On Oct. 14 Waddell traveled to Medical University of South Carolina (MUSC) hospital in Charleston, South Carolina’s most advanced cardiac care facility, to have reparative surgery to correct the condition that caused his sudden SVT attack. Following a successful five-hour procedure, he is doing well and on the way to a full recovery said his family.
Ramsey has followed Bryan’s journey every step of the way, and in the process has become good friends with the player she helped save. Currin, Ramsey, and Waddell now share an indelible bond forged through a near-tragedy with a miraculously happy ending.
The Woodruff and Union communities and their respective football teams have also been forever bonded over the miracle that took place on that early October Thursday night.
“These two teams became one that night,” Ramsey said. “Beyond that, our guys left with a different sense of, two things, the game of football and the game of life. For these kids to see a miracle like that happen, hopefully it shows them that God is real.”
She added, “It really is a blessing in disguise. Jason and Bryan and Bryan’s family, the whole Woodruff community, they will always hold a special place in my heart. Bryan knows that I will forever be here for him and we’ll always have that connection.

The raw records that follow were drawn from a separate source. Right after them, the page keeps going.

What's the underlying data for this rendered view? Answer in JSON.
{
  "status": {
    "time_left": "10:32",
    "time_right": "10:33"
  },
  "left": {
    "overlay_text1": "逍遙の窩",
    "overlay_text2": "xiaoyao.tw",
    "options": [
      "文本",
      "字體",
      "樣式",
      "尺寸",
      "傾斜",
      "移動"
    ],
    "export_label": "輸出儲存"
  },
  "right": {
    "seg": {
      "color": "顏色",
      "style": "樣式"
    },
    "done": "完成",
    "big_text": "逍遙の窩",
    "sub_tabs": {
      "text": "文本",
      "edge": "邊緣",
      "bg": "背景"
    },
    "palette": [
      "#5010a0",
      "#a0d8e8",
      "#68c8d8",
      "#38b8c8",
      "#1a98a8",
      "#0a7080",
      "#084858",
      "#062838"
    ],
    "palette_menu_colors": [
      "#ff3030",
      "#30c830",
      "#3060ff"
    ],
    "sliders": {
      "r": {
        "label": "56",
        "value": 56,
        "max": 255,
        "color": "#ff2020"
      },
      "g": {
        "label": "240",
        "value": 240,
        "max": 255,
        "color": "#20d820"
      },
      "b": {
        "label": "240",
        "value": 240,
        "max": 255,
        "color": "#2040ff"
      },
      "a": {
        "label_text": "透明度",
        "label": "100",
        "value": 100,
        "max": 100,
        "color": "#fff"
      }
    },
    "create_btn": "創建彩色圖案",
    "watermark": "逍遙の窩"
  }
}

The same with Jason.”
Looking back, Currin credits the cohesiveness shared between himself and Ramsey for the overwhelmingly positive outcome. Neither had ever met the other before that night, but have now formed their own friendship as well.
“It definitely took a team effort,” he said. “Shanna did a heck of a job. I have sung her praises ever since because it gave me confidence and it gave her confidence. We had two people there trained in CPR and AED use and we were able to fluently provide the care that Bryan so desperately needed at that time.”
Currin continued, “You always look back and reflect on things that you have done and things that you can do better but I had a 16-year old laying there, wearing a Woodruff uniform, and especially a kid that I have known and been around and am in charge of taking care of. That completely changes your mindset because I take my job very seriously and I want to make sure all of my athletes are able to walk away from the field and be safe.”
Thanks to the efforts of Currin, Ramsey, and even the outpouring of faith and prayers from the Woodruff and Union communities, Waddell now has an opportunity to walk back onto the field where he loves playing his favorite sport.
According to his family, the cardiologist expects Bryan to make a full recovery and has told him he will be able to play football again.
Bryan’s father, Neal, admits that prospect makes him a bit nervous but seeing his son happy matters the most.
“We always knew Bryan could have another SVT episode,” said the elder Waddell. “It had been so long and you don’t think about it, but now knowing they did the procedure to take care of that gives you peace of mind. I’m not going to stop him from playing. I’ve got my hesitations about it, but as long as the doctors tell me it will be ok, I have no problem with whatever he wants to do.”
Through it all, Bryan Waddell has never stopped smiling. His smile is the most noticeable of features when meeting him for the first time. It is the smile of a young man happy to have a new lease on life, with the old and new friends who were there to help give it to him.
“It does boost my confidence a lot,” he said. “I have tried to be positive throughout everything that has happened and that has helped me a lot.”